The Fletcher Jones building was no exception. It has a number of items in storage/limbo, including this weather-vane. Interestingly the lower part of the stem is black-painted wood, not metal.
Unsure what these “boxes” were until I went down to the FJ Clearance Centre to see that each is the centre section of the free-standing display racks. I was unable to get any closer as they are surrounded by pink fluro paint indicating the presence of asbestos.
One of the pallet loads of electrical equipment in the Cutting Room.
These fans and light fittings have been removed from the Machine & Cutting rooms. There had been plans to have the Mill Market stalls operate from the Machine Room, so lots of fittings and ducting were taken out in preparation.
More light fittings, half-dismantled air-condition ducting & a water tank
The trapdoor in the Machine Room floor leading down into a shelved storage area. How, why? - escapes me.
Signs 1. The main FJ sign (behind the tree, the full sign says Fletcher Jones & Staff. 2. The FJ roundel has been an advertising feature since the 1930s, there was one on a pillar of the concrete anchor fence and the Lava Street elevation of the sewing room, and a central tower built between the canteen and the cutting room (the location of Fletcher Jones’ office). The tower & signage above the first floor level has been removed. 3. An FJ slogan in the Pressing/Dry cleaning area “Quality above all”, and it was - FJ were famous for their mens suits and box-pleated skirts. 4. Maybe it was “No walkway” when the equipment filled the Machine Room, now it hangs above an empty space. 5. “Any person or persons riding on stacker hoist will be instantly dismissed” no three strikes and you’re out in those days. 6. The sign above a chute hole from the Machine Room to the floor below.

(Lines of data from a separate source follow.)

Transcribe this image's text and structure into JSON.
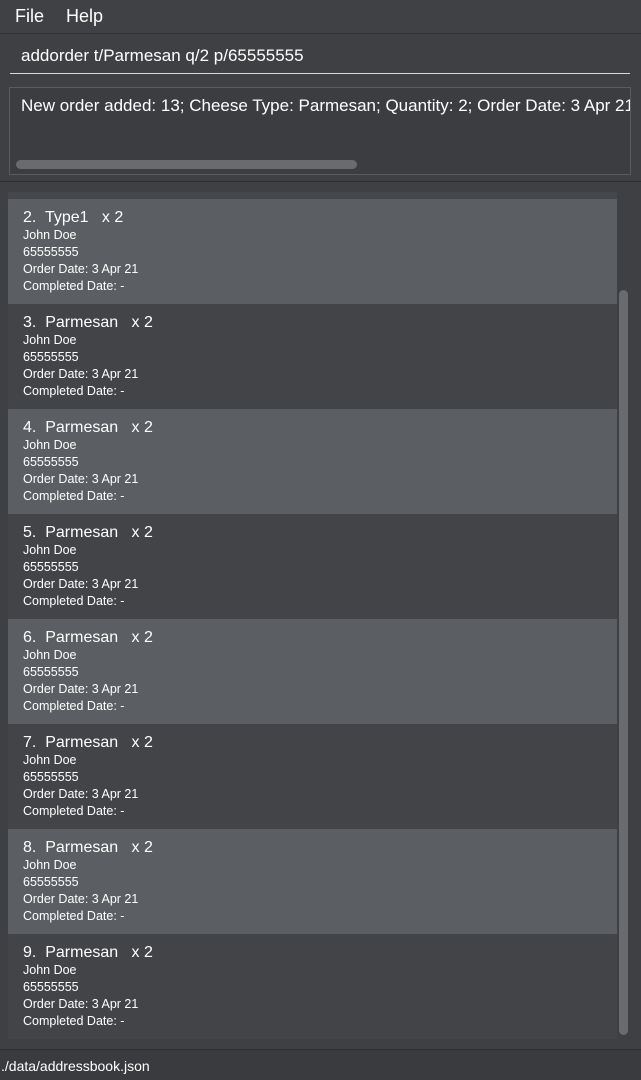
{
  "menu": {
    "file": "File",
    "help": "Help"
  },
  "command": {
    "value": "addorder t/Parmesan q/2 p/65555555"
  },
  "result": {
    "text": "New order added: 13; Cheese Type: Parmesan; Quantity: 2; Order Date: 3 Apr 21"
  },
  "orders": [
    {
      "title": "2.  Type1   x 2",
      "name": "John Doe",
      "phone": "65555555",
      "order_date": "Order Date: 3 Apr 21",
      "completed_date": "Completed Date: -"
    },
    {
      "title": "3.  Parmesan   x 2",
      "name": "John Doe",
      "phone": "65555555",
      "order_date": "Order Date: 3 Apr 21",
      "completed_date": "Completed Date: -"
    },
    {
      "title": "4.  Parmesan   x 2",
      "name": "John Doe",
      "phone": "65555555",
      "order_date": "Order Date: 3 Apr 21",
      "completed_date": "Completed Date: -"
    },
    {
      "title": "5.  Parmesan   x 2",
      "name": "John Doe",
      "phone": "65555555",
      "order_date": "Order Date: 3 Apr 21",
      "completed_date": "Completed Date: -"
    },
    {
      "title": "6.  Parmesan   x 2",
      "name": "John Doe",
      "phone": "65555555",
      "order_date": "Order Date: 3 Apr 21",
      "completed_date": "Completed Date: -"
    },
    {
      "title": "7.  Parmesan   x 2",
      "name": "John Doe",
      "phone": "65555555",
      "order_date": "Order Date: 3 Apr 21",
      "completed_date": "Completed Date: -"
    },
    {
      "title": "8.  Parmesan   x 2",
      "name": "John Doe",
      "phone": "65555555",
      "order_date": "Order Date: 3 Apr 21",
      "completed_date": "Completed Date: -"
    },
    {
      "title": "9.  Parmesan   x 2",
      "name": "John Doe",
      "phone": "65555555",
      "order_date": "Order Date: 3 Apr 21",
      "completed_date": "Completed Date: -"
    }
  ],
  "status": {
    "path": "./data/addressbook.json"
  },
  "colors": {
    "background": "#3f4043",
    "card_light": "#5b5e62",
    "card_dark": "#434447",
    "text": "#ffffff"
  }
}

So endeth my visit to the Fletcher Jones site, it was an eye-opener. Again thanks to the Mill Market people for giving up their time to guide me round.